It’s bugged me for a while that my WordPress posts would often have an extra space at the beginning of a line. It would only happen when it was a new sentence, and after a while I realized it was related to my habit of typing two spaces after a period.
I finally got grumpy enough to try to find a solution for it today. The obvious “edit every old post to remove double-spaces” seemed inefficient, and frankly I’m not likely to retrain myself to use only one space for future posts.
I assumed this would be a well known issue and there would a tuneable or a plugin to address it, but it turned out to be really hard to Google the right terms. I have actually decided not to change anything on my system based on my findings, but I wanted to document what I learned.
First, I did find a few plugins, but nothing that looked especially well-made. I never even installed one, because they all looked so suspect that I assumed they would reformat all my code snippets also. I care much more about the formatting in those code snippets than I do the double-space issue.
Next, after looking at the page source and seeing that there were two spaces present and not, say ‘ ’ characters (*foreshadowing*), I tried to reproduce the problem outside of WP, mimicking the WP CSS. No luck.

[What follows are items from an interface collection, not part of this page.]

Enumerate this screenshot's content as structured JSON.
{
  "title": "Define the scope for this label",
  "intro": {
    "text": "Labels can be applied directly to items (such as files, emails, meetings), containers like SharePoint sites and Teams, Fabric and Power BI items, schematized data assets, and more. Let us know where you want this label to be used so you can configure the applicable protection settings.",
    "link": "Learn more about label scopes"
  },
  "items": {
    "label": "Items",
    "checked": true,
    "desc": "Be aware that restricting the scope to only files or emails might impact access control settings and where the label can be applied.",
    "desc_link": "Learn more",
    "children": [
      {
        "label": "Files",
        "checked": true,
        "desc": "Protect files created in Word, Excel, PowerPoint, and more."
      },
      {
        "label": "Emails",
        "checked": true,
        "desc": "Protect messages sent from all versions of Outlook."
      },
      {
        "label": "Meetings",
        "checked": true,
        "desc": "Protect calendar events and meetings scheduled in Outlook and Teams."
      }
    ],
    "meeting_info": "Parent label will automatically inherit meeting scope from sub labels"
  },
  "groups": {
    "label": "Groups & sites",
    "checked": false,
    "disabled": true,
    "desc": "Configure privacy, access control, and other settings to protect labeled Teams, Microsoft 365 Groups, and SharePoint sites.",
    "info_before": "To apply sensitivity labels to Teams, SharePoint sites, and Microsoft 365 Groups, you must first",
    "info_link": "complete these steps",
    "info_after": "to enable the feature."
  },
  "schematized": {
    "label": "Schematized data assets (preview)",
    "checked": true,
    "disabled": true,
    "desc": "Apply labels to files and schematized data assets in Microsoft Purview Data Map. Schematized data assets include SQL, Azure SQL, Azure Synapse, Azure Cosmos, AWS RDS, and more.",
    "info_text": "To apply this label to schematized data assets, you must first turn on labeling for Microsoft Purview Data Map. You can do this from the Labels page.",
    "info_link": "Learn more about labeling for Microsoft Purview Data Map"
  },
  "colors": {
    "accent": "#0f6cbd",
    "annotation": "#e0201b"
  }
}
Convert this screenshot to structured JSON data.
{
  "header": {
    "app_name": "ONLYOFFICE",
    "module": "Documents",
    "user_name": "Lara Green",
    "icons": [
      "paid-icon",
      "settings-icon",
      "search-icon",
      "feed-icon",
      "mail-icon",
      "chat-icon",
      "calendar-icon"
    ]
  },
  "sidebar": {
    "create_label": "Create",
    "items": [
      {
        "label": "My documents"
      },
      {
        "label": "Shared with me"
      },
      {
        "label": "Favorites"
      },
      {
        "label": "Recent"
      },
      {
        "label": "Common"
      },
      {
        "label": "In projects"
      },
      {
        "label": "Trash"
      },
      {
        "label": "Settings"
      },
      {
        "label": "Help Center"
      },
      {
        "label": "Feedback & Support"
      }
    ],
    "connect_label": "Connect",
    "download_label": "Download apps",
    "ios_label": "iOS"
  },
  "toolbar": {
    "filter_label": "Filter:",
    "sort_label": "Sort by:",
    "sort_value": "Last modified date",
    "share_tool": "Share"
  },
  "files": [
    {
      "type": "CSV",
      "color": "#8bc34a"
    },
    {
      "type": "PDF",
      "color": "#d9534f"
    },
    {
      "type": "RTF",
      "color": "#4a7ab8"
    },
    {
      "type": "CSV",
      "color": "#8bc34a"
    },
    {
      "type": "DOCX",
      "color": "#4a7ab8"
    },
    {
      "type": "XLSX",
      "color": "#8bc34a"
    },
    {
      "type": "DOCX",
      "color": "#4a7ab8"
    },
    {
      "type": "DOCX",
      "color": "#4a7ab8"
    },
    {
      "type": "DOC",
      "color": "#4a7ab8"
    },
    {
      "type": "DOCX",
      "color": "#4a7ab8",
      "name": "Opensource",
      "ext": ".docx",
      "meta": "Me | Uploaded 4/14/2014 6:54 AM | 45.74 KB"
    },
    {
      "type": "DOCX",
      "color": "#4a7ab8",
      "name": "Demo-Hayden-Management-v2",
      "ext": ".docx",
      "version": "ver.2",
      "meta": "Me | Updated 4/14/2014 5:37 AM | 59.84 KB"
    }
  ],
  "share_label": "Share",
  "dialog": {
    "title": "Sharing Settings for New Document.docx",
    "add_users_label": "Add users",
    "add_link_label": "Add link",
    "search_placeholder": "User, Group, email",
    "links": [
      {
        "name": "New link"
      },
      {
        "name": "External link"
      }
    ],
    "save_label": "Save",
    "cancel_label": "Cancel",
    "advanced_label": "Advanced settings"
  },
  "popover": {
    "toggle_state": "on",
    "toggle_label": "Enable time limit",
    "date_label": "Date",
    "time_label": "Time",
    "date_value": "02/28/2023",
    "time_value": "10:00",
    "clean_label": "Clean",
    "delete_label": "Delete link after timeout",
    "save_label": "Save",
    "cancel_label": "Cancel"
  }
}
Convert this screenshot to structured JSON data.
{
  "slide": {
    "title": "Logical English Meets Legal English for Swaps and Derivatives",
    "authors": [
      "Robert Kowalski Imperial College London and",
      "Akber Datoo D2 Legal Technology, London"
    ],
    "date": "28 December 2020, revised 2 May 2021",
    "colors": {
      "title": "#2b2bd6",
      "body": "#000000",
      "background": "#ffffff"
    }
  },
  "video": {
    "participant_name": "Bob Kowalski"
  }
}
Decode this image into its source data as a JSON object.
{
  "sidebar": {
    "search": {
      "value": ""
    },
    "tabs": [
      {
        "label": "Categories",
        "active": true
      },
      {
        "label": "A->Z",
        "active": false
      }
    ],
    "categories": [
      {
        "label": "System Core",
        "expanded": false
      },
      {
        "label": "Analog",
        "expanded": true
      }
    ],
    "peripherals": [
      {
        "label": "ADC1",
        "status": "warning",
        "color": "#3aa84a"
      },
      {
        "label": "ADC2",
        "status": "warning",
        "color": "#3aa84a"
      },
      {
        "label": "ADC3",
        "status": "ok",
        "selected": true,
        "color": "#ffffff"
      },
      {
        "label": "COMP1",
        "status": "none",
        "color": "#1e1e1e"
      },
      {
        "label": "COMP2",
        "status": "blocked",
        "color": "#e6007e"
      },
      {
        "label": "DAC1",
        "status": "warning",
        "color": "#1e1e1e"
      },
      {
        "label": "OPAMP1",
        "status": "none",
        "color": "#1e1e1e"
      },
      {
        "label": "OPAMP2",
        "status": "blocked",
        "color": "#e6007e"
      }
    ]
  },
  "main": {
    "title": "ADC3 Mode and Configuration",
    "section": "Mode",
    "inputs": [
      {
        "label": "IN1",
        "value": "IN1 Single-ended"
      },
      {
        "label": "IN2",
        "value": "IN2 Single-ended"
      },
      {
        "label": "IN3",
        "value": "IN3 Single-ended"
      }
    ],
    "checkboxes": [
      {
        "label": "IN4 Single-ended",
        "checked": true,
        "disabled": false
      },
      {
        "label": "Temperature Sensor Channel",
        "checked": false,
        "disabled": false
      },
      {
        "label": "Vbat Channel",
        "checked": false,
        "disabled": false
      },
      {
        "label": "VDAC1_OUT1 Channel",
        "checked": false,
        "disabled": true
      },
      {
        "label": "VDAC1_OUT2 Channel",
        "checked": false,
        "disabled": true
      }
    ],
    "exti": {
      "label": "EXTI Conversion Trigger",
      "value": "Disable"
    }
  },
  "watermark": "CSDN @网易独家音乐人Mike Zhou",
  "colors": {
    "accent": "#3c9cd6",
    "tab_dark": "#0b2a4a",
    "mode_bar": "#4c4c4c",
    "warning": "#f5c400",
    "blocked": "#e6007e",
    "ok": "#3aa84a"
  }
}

I finally managed to Google up this WP support page where the reporter is describing the exact issue I am having. What’s interesting to me is that this is a relatively new ticket and he’s told that there’s no solution. It does point out what’s actually happening though:
What happens is that when you put two spaces in a row in the visual editor, wordpress converts it to “space + unicode_nbsp”
Ah. That’s right, always use tools that won’t lie to me. Of course view-source is just translating that unicode character (correctly) to a space. That’s what the character is supposed to look like. I can confirm that’s what’s happening though. I grabbed a copy of a post with wget and looked at the output with xxd:
While that page itself doesn’t offer a solution, it mentions WP bug 19936, and that bug actually contains the solution. Essentially, the root of the problem is the TinyMCE editor that is used to provide the WYSIWYG functionality of the WP “Visual” editor. TinyMCE was the component translating trailing spaces into non-breaking spaces. That ticket is actually closed because the 3.4 release will include a newer version of TinyMCE which employs slightly better logic about which space to make non-breaking.
Again, none of that really helps me right now, and I suspect that it won’t help old posts in the future either because, once it’s been saved that way in the DB, the trailing space has already been translated to a non-breaking space (it just looks like a regular space in the text editor). Also, 3.4 isn’t released yet, so that’s not a help on newer posts.
What does work, though, is just using the HTML editor instead of the Visual editor. Normally I would say that this is a poor solution, but I had already sworn off the Visual editor in the past week after getting too fed up with how it irreparably mangles code snippets.
Update: I actually went back and edited the last 10 posts, replacing the unicode_nonbreak with a regular ASCII space character. I wasn’t going to, but I figured out a relatively easy way to do it. I had feared I wouldn’t be able to do a bulk find and replace for fear of harming other formatting. I found that a good text editor (I used Notepad++) can do a find and replace on the specific U+00A0 character very quickly. I couldn’t figure out how to type that character, but I could copy it from the post and paste it into the search box, then type a regular space into the replace box. Since the find/replace box stays open all the time, I could copy the text out of the post, paste it into n++, replace all, copy out of n++, and paste into WP very quickly. Once I figure out what I was doing it took about 3 minutes to fix those 10 posts. If I had a very large site I would probably write a tool to do a find/replace against the DB directly, but this solution worked fine for me.
Update 2, 2013-01-21: John Girdwood suggests a filter in the comments. I can’t vouch for it and won’t be testing it (because it’s not an active aggravation for me anymore) but if anyone else does and wants to comment on it I’d love to hear about it.